Legal Practice | 09.10.2020

Abuse of trust offence in the light of a holding law draft in Poland

The interest of a company and the interest of a capital group - current status

So far, the provisions of Polish law have not regulated in detail the relationship between a parent company and subsidiaries within the same group (apart from relations of domination and dependence, which are the basis of the group structure).

There are no regulations which take into account the common strategic interest of the group or rules of liability within the group. This creates fundamental problems in the area of criminal law and the liability of managers acting on behalf of subsidiaries.

Acting to the detriment of a company

The Polish Criminal Code provides for the offence of abuse of trust (often called ‘acting to the detriment of a company’).

▪ This crime may be committed by abuse of a right or failure to fulfil an obligation (breach of fiduciary duty) by persons dealing with business activities or managing a company's property/assets. In practice the offence affects members of the management board, managers, proxies.  The issue of whether an individual may be guilty of an offence is determined by the organisational structure of a company, its internal procedures and managerial/employment contracts).

▪ One of the main conditions for liability is causing material damage (actual damage and lost profits) or creating an imminent danger of causing it.

▪ The crime is prosecuted ex officio and punishable by imprisonment (in the most severe case, for up to 10 years).

Material damage

Causing material damage is essential to the manager’s liability for the abuse of trust offence. How is this assessed, if the company operates as part of a group and a particular transaction may be beneficial for the group as a whole, but not profitable for a subsidiary within the group? Unfortunately, the current regulations interpret the interests of a company very narrowly and only in relation to a specific company. The benefit obtained by the group as a whole is irrelevant when assessing the decisions of managers of Polish companies, if their actions lead to damage being suffered by subsidiaries.

Managers operating on the Polish market face the risk of criminal liability for making business decisions that are no more than an execution of shareholders’ decisions and an implementation of the group’s business strategy. In practice, this means that many transactions carried out in accordance with Polish law are contested by law enforcement authorities. This applies, inter alia, to transactions relating to ‘restructuring’ processes (squeeze-outs, buy-backs). For example, law enforcement authorities have the power to assess whether an intra-group transaction took place in accordance with market conditions and, if they decide otherwise, the difference between the actual price and the market price is considered as the subsidiary’s loss. In the circumstances a subsidiary is considered as a wronged party and has a separate legal position in criminal proceedings to that of its parent company or the group.

It is irrelevant that the entity which allegedly suffered damage is dependent on and, in fact, financed by the other party (parent company, other group subsidiary) to the transaction. According to the enforcement agencies, such transactions constitute grounds for bringing charges for acting to the detriment of the subsidiary.

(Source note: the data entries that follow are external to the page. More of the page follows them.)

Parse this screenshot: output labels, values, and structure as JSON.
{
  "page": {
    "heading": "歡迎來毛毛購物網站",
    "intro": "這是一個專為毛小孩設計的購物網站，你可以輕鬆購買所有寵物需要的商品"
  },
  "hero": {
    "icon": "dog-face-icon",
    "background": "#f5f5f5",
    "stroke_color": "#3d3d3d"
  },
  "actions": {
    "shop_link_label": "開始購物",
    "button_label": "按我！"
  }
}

Amendment to the Commercial Companies Code

A draft of the new provisions relating to group companies was presented in August this year. It introduces, among other things, a definition of a group of companies according to which the parent company and its subsidiaries are guided by a common economic strategy (the interest of the group of companies), enabling the parent company to exercise uniform management over its subsidiaries. Apart from the interests of the company, the parent company and the subsidiary are to be guided by the common interests of the group, respecting the rights of creditors and minority shareholders.

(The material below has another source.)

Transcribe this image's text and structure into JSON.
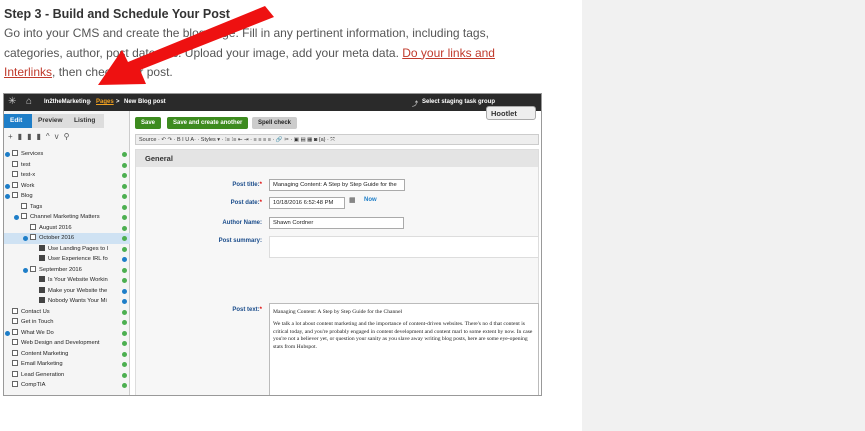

According to the draft provisions, the parent company may issue instructions binding on its subsidiaries. Their execution requires a prior resolution of the subsidiary's management board, which shall indicate at least:

▪ the interest of the group of companies justifying the execution of the parent company's instructions;

▪ the expected benefits or damage to the subsidiary resulting from the execution of the instructions;

▪ method and time for remedying the damage incurred by the subsidiary.

Members of the company’s management board or supervisory board will not be criminally liable for the offence of acting to the detriment of a company for following the instructions.

The proposed change recognises for the first time the strategic interests of the group and directly excludes criminal liability of managers of subsidiaries for actions which can be justified by the interests of the group. The draft is a response to calls over the years for provisions on liability within groups of companies to be implemented. The new provisions are intended to increase legal certainty and limit criminal liability for managers operating on the Polish market.

Ewelina Rutkowska
Raczkowski Law Firm

Ewelina Rutkowska is a lawyer who deals with business crime law. She supports Polish and international clients in conducting internal investigations. Ewelina advises on issues related to crisis management and specialises in building and implementing compliance management systems, including developing internal procedures in the area of anti-bribery/counteracting abuse. She conducts training sessions on compliance and business crime law matters. Ewelina is a PhD student at Warsaw University and the author of many press and scientific publications.